What you need to do - Only the lines containing "cannot" should appear in the answer, copied from the listing below.

Records to process -
○ ○ ○

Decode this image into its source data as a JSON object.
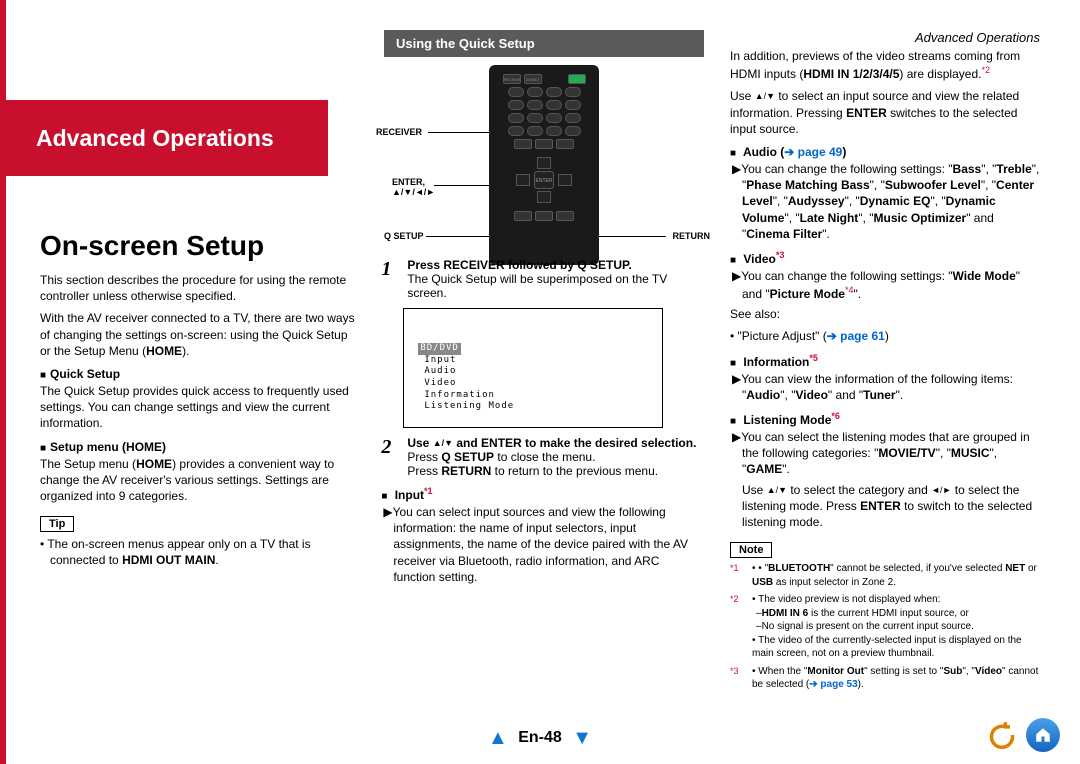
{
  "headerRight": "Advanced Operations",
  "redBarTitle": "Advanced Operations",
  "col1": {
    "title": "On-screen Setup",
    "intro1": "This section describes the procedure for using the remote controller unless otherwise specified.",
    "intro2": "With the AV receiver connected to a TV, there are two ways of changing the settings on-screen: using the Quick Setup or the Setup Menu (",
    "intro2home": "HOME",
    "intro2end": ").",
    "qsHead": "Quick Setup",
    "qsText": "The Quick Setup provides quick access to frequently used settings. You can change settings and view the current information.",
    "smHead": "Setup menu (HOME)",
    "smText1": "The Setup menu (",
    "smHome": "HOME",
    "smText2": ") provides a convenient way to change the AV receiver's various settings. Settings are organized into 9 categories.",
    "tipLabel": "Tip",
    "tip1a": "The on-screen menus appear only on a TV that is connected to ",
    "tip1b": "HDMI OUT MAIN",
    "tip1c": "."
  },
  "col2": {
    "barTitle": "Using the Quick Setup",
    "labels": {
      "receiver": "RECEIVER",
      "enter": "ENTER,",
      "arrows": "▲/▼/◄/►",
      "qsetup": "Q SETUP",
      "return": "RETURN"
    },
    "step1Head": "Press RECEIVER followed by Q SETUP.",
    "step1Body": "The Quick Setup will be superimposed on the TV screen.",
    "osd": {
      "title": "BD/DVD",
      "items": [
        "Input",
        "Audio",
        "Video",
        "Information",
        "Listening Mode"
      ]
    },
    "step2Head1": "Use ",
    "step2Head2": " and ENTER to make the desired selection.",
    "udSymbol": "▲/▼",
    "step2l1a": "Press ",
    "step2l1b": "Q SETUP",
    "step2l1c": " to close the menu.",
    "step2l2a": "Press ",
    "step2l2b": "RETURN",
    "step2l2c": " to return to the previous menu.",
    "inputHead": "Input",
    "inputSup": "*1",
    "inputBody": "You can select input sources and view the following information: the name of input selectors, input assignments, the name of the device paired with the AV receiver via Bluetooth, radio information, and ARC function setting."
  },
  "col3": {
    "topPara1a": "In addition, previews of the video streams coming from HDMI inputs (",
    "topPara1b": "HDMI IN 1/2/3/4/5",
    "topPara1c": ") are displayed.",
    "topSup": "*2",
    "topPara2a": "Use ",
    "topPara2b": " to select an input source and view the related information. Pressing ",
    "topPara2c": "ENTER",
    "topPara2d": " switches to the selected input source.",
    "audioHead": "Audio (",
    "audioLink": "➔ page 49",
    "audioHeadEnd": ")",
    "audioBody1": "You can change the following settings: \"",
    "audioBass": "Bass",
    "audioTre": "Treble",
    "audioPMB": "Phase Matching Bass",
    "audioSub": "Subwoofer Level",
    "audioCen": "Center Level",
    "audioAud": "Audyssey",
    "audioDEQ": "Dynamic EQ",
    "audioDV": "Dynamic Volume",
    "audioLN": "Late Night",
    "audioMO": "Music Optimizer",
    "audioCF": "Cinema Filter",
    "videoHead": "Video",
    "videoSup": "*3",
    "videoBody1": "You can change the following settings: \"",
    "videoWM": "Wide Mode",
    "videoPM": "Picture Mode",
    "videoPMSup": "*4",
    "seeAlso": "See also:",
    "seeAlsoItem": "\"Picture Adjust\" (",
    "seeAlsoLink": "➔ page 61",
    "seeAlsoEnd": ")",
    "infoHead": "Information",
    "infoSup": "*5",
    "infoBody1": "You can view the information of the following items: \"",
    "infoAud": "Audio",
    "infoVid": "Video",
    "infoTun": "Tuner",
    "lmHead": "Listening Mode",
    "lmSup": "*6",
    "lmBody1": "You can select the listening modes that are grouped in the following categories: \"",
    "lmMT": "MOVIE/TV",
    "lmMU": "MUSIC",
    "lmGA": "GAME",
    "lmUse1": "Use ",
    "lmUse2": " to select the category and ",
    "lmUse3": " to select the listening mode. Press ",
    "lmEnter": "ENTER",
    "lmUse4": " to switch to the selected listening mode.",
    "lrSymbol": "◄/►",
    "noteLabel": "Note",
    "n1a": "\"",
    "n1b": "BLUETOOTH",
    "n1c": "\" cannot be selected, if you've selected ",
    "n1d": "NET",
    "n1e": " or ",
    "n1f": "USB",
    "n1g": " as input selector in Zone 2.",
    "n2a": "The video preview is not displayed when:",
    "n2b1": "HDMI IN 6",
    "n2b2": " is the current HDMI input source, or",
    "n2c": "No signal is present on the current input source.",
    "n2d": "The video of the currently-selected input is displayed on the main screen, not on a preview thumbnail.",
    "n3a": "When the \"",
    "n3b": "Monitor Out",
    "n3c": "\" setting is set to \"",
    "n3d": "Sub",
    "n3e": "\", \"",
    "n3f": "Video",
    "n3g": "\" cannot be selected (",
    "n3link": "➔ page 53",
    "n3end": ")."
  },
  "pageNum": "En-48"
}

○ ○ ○

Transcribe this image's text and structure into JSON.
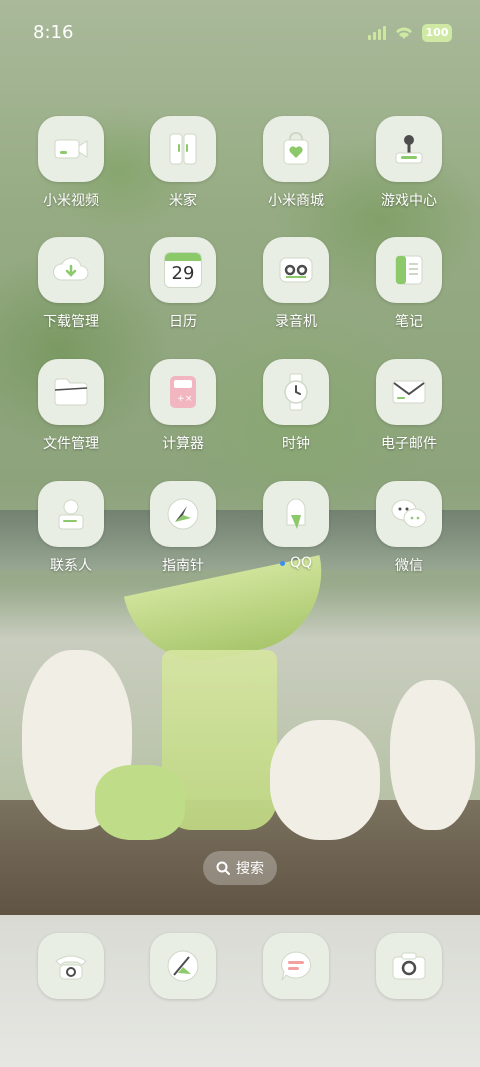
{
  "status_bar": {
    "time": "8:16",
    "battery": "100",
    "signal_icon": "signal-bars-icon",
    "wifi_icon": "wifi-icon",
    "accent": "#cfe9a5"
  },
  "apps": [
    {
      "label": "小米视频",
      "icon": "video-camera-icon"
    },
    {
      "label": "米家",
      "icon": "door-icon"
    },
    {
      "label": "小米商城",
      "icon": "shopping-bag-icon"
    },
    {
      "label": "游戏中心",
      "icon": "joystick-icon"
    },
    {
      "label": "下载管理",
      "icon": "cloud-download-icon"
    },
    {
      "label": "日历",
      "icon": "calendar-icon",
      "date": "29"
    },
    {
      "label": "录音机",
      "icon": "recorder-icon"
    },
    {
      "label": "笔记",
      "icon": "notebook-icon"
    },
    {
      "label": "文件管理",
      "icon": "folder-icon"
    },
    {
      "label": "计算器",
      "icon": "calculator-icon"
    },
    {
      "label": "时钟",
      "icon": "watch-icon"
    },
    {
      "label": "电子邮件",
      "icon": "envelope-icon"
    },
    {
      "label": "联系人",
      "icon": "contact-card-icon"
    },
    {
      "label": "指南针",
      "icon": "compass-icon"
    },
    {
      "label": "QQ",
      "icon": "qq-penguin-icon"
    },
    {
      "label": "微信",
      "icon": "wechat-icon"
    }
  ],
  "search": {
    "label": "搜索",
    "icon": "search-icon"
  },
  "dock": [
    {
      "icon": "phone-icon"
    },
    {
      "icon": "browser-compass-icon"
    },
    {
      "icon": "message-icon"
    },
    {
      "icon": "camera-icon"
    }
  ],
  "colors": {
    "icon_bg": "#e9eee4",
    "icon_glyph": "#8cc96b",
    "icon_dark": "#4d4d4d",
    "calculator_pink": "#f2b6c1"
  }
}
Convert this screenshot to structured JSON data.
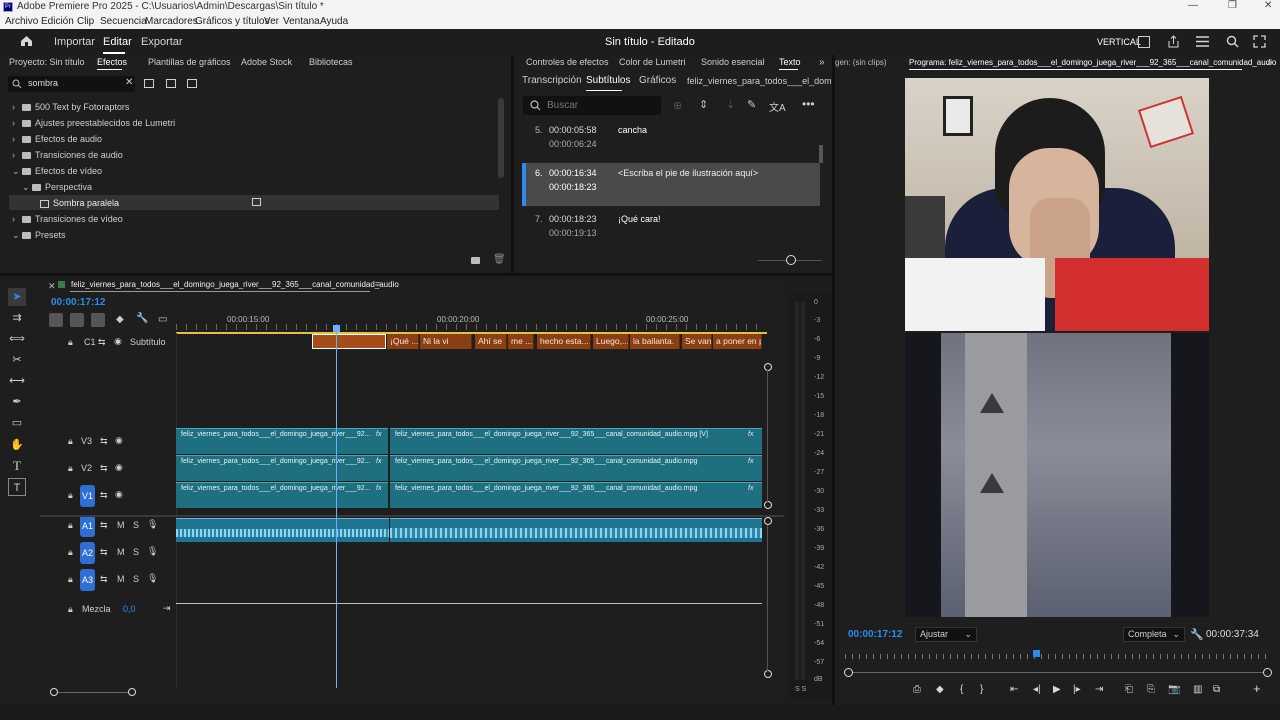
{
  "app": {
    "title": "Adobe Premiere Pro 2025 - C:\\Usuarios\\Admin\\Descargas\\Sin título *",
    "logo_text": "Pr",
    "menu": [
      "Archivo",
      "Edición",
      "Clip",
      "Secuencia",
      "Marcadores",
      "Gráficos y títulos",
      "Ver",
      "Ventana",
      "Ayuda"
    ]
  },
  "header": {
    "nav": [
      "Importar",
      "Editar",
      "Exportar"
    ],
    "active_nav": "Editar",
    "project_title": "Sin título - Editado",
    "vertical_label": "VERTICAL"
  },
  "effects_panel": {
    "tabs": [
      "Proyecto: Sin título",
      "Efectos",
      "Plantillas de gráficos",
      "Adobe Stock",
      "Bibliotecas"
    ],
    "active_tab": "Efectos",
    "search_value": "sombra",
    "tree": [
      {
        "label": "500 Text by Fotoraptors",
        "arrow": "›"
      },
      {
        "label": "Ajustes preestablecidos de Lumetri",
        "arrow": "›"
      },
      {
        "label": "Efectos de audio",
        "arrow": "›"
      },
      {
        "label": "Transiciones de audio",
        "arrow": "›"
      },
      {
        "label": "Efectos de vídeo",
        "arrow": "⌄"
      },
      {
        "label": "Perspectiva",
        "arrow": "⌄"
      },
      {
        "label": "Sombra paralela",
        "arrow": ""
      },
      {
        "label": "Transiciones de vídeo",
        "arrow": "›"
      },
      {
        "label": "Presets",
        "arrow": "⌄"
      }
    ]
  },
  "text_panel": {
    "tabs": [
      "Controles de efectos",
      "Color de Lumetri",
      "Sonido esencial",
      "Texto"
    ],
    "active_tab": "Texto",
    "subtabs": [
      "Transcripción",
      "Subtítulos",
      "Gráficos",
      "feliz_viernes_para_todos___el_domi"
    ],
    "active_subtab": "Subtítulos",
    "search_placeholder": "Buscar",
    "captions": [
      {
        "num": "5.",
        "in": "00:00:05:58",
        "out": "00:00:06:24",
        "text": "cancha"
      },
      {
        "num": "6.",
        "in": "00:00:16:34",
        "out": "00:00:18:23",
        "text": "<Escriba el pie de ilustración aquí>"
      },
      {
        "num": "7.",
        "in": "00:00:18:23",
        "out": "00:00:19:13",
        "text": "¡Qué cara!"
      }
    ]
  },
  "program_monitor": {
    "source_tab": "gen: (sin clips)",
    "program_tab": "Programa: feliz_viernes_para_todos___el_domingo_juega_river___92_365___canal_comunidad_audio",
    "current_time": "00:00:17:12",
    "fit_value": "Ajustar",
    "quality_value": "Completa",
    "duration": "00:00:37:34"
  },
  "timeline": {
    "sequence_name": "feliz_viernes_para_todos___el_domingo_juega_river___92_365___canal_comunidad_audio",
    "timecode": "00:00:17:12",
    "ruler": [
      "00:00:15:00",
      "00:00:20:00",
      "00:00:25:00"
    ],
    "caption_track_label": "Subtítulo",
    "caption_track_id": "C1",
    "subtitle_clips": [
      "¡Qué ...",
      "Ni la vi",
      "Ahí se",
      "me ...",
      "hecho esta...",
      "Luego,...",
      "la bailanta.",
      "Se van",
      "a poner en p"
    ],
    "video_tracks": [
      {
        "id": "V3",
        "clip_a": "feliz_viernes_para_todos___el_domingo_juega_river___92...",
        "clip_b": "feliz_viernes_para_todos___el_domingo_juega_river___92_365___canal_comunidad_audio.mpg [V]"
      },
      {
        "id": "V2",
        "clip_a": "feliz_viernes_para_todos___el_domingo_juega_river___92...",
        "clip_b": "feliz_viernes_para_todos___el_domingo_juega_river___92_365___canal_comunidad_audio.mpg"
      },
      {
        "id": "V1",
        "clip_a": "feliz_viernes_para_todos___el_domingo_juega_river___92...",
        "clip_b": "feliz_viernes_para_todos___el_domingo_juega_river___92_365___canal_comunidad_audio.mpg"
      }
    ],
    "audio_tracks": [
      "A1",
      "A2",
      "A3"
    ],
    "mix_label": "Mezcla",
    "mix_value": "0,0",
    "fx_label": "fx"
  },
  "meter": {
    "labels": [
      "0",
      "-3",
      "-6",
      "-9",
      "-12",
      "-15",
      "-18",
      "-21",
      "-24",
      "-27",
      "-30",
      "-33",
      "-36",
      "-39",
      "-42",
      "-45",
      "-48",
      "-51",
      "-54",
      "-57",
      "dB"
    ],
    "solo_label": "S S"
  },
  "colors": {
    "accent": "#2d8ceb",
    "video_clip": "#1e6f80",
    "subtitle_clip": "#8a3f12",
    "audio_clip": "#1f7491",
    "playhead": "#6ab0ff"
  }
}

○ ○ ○

Solution to this exercise -
    "n1c": "\" cannot be selected, if you've selected ",
    "n3g": "\" cannot be selected (",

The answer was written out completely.